## PROBLEM REQUIREMENTS
Take every line containing "people" out of the records.

Interface dataset entries:
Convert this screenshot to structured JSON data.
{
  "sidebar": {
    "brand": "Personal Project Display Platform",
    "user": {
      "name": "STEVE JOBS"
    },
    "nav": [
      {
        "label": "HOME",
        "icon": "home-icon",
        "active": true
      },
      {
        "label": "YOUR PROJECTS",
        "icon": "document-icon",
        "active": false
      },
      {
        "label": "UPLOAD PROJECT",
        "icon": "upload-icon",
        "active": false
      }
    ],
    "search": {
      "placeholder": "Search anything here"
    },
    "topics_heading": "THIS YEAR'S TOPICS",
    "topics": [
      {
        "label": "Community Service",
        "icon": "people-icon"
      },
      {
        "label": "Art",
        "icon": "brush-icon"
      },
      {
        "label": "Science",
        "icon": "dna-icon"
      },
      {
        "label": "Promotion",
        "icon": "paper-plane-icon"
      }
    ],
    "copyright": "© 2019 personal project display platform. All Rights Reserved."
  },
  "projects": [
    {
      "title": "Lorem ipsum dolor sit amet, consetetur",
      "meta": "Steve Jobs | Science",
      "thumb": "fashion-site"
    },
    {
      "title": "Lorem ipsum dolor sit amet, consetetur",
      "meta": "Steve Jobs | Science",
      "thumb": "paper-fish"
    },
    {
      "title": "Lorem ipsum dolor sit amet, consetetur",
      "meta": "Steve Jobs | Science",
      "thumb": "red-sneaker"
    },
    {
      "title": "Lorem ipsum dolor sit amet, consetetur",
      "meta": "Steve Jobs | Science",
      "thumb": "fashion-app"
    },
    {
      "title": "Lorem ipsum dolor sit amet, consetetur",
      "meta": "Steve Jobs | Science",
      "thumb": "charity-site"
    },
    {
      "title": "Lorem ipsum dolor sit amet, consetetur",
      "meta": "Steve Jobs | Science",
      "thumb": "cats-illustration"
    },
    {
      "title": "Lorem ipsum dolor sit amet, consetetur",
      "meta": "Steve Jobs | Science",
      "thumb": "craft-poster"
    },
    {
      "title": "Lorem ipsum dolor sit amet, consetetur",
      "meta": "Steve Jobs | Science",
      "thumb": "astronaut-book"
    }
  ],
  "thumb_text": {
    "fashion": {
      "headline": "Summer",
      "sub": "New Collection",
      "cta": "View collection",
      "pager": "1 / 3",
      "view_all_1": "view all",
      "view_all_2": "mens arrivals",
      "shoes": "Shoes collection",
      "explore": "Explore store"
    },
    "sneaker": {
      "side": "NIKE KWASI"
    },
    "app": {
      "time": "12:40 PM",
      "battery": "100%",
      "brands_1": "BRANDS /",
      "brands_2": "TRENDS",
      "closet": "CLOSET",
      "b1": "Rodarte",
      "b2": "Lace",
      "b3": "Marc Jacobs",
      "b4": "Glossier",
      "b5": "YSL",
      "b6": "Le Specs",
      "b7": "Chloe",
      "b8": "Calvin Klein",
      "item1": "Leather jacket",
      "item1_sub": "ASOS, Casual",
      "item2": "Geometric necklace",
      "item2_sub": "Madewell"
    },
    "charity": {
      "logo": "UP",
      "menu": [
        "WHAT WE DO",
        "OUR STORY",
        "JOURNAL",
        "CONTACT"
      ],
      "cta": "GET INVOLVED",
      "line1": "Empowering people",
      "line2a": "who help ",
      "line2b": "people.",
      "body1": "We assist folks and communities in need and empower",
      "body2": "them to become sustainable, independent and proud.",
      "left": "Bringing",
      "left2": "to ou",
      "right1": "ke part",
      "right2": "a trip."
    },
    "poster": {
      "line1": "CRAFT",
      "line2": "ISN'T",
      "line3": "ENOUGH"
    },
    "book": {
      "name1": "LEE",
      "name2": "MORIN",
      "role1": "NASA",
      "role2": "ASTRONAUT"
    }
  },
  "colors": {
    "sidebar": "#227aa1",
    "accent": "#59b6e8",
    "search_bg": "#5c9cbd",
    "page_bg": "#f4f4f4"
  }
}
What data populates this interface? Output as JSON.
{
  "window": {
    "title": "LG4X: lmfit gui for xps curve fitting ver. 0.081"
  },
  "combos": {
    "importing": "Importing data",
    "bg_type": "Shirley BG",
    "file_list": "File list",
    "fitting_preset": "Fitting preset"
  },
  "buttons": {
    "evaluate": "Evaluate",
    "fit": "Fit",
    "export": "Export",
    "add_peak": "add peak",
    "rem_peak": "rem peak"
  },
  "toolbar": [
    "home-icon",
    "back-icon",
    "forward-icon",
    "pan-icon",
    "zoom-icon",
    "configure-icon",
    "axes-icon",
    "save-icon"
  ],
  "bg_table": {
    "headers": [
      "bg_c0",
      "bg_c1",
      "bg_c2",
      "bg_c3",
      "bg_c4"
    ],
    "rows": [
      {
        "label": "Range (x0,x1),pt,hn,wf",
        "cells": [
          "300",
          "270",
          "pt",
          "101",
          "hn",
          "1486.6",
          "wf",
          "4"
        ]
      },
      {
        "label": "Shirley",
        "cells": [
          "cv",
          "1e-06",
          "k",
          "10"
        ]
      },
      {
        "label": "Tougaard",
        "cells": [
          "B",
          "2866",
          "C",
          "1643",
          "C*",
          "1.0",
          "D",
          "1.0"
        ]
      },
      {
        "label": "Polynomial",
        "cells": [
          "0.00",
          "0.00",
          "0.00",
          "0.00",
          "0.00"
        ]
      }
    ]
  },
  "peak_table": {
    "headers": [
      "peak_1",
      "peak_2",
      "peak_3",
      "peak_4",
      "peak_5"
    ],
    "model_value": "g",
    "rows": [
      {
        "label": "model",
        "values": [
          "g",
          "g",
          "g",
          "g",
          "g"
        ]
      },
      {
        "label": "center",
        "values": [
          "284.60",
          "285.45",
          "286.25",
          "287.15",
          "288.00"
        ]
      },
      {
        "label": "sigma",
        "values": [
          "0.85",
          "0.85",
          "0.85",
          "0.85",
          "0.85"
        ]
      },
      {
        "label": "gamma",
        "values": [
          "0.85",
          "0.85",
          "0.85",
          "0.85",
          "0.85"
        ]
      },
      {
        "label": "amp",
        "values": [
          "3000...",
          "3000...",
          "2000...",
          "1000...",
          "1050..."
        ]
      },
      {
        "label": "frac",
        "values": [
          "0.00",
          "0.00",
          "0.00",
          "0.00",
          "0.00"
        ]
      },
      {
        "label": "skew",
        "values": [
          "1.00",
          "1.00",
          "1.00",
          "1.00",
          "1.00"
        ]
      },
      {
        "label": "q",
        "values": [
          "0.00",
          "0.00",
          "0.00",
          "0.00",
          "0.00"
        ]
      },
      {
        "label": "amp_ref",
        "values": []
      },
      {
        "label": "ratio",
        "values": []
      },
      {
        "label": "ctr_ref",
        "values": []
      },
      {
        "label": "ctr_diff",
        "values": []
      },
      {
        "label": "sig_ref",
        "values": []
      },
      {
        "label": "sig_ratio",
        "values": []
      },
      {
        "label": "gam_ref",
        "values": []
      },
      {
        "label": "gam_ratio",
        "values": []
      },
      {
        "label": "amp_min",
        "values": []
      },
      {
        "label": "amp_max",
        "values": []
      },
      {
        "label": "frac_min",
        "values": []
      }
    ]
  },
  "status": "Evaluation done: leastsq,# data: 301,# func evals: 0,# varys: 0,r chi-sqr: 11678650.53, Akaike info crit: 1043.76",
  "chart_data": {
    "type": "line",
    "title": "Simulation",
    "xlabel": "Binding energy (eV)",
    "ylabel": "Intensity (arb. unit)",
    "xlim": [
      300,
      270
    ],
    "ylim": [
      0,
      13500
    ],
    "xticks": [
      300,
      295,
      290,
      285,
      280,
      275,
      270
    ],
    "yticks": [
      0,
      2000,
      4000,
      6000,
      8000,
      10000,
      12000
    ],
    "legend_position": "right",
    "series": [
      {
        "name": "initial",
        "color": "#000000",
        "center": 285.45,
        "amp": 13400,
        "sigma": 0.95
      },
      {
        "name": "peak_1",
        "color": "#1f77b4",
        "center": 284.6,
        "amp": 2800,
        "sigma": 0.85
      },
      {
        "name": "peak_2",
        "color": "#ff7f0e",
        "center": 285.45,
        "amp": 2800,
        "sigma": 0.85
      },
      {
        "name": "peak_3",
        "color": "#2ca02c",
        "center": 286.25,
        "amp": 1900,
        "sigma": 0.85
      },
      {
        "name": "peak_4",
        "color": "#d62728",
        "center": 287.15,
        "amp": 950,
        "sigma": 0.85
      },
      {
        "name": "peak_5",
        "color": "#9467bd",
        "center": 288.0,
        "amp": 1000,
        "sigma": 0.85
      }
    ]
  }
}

## EXERCISE ANSWER
        "icon": "people-icon"
      "line1": "Empowering people",
      "line2b": "people.",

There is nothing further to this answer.